» Task item
Your answer is a number only: how many lines in the data below contain "handle"?

» Available data
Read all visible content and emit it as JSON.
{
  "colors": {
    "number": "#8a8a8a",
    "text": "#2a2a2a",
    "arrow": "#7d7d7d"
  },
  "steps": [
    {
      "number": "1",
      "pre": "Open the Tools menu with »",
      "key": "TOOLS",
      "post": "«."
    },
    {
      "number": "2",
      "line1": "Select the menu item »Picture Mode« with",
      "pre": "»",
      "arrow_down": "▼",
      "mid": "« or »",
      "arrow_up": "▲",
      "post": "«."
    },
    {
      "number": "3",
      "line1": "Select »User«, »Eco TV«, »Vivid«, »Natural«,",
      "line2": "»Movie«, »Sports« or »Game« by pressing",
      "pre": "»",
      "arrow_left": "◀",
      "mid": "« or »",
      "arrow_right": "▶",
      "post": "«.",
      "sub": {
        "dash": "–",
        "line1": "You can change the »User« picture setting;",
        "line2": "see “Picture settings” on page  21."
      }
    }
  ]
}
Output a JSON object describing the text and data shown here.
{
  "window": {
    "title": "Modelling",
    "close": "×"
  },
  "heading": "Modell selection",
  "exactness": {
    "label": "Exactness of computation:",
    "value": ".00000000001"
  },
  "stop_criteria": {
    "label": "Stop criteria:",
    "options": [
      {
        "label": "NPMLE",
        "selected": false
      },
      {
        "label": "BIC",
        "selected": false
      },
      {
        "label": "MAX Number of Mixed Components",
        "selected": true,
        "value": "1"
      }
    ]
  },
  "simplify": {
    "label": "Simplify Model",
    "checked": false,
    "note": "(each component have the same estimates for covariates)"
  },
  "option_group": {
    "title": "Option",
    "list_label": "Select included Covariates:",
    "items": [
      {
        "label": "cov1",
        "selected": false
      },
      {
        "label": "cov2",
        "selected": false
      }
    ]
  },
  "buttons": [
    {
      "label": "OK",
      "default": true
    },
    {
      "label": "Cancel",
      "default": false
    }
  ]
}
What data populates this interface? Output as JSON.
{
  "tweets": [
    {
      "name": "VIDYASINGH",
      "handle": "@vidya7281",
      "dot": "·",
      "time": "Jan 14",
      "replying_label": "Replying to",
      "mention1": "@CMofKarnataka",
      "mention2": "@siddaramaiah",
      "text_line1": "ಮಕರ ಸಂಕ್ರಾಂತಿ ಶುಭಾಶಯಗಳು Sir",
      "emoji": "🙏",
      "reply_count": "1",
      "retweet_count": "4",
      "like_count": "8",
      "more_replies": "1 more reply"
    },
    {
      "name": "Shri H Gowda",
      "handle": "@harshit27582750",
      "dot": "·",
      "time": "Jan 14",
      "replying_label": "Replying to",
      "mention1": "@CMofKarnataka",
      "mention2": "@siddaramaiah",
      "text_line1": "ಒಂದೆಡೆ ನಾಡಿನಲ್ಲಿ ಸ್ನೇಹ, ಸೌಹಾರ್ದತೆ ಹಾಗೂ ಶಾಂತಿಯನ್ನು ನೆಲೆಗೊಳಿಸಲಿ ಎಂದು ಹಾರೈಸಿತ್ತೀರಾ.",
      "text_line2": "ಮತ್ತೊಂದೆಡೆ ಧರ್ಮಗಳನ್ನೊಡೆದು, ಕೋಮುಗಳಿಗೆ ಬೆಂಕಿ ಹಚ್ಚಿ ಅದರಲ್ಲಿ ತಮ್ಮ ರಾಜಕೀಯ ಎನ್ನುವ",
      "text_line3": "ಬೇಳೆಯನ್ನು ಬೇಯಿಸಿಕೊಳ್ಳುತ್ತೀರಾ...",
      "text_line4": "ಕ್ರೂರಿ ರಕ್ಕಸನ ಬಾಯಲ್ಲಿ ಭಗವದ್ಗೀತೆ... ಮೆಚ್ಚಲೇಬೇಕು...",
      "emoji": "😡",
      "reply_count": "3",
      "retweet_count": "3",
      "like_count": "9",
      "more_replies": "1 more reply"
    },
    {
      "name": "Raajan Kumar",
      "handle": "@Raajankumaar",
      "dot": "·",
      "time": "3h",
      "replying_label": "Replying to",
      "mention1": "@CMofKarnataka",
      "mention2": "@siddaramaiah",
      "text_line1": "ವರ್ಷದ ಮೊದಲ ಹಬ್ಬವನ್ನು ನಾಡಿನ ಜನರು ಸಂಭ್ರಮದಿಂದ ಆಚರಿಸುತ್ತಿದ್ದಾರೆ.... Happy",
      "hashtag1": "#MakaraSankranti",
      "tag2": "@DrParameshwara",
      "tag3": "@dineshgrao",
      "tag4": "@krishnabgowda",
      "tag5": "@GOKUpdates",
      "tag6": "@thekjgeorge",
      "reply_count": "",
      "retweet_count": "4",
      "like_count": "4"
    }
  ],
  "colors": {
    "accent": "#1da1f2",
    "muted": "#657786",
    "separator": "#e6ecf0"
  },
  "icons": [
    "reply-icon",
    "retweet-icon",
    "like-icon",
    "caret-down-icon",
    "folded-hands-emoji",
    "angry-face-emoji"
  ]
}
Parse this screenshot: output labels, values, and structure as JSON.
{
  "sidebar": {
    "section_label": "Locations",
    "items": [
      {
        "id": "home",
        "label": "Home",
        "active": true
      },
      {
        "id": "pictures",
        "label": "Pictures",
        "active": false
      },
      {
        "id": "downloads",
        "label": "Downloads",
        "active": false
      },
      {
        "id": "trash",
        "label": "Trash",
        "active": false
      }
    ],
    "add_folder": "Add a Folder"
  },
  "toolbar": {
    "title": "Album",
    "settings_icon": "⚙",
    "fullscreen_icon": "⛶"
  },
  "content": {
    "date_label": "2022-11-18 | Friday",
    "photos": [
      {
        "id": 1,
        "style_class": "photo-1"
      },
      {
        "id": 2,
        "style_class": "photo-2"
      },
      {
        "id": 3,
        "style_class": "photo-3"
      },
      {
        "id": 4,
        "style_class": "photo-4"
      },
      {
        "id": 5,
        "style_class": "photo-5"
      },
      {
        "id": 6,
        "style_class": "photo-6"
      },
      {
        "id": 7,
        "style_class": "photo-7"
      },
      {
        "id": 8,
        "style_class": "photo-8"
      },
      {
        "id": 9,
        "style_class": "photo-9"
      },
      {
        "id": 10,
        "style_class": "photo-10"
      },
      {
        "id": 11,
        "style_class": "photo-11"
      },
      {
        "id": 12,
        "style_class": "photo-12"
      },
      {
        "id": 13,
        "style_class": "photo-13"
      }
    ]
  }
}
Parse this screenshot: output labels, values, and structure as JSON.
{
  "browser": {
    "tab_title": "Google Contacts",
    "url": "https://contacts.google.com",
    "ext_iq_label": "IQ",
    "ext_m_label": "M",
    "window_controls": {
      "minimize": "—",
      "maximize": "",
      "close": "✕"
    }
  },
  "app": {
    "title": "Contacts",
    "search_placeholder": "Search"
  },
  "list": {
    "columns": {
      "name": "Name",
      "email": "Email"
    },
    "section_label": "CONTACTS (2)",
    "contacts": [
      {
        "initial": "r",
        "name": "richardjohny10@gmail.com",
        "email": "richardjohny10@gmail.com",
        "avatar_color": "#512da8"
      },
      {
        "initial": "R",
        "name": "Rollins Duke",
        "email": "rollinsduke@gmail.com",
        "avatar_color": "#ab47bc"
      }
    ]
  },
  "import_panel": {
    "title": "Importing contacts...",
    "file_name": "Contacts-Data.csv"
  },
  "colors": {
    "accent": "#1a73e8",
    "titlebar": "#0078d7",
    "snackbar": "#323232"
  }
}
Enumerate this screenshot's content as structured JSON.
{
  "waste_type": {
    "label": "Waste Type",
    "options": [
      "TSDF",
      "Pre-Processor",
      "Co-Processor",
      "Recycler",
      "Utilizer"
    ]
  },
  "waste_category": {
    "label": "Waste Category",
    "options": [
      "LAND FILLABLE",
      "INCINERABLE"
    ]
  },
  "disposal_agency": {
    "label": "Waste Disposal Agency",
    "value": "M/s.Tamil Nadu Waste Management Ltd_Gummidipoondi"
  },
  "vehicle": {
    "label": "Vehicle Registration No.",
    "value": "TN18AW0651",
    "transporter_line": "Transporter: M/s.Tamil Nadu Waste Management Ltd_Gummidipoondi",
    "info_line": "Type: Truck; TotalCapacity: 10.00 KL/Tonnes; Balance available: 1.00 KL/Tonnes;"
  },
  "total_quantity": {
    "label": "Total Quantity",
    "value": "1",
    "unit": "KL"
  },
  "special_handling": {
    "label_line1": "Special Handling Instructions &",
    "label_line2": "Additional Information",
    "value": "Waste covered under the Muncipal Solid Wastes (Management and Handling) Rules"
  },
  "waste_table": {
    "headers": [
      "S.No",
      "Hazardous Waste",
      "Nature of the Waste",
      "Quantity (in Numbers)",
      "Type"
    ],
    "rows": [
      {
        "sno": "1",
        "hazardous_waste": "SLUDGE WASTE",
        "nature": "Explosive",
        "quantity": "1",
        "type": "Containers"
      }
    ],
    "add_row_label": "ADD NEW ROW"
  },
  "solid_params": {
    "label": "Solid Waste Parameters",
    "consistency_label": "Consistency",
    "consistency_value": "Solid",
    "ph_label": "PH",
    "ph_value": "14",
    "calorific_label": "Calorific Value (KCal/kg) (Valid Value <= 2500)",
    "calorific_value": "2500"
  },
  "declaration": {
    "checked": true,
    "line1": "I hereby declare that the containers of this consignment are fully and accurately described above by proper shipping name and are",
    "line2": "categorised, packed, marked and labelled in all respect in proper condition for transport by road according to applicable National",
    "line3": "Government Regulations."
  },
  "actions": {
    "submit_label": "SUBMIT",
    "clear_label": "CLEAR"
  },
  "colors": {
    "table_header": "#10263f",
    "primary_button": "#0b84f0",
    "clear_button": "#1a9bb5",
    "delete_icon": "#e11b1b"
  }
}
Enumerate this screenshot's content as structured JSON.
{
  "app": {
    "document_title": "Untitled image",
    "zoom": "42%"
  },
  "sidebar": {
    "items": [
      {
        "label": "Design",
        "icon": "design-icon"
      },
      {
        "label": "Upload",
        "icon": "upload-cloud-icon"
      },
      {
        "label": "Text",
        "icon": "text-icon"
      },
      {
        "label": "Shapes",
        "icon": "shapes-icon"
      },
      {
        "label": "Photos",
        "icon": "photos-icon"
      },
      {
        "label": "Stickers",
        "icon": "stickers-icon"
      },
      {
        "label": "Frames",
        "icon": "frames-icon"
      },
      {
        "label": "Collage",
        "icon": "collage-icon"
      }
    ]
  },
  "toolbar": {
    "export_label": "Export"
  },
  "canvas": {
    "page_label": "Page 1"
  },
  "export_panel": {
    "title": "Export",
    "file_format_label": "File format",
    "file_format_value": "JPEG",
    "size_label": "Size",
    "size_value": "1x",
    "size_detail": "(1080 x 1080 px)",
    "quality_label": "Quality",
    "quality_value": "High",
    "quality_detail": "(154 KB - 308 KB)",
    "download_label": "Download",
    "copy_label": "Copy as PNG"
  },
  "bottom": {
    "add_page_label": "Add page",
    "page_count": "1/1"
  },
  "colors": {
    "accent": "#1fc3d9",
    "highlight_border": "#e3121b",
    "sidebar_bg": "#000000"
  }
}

» Your solution
3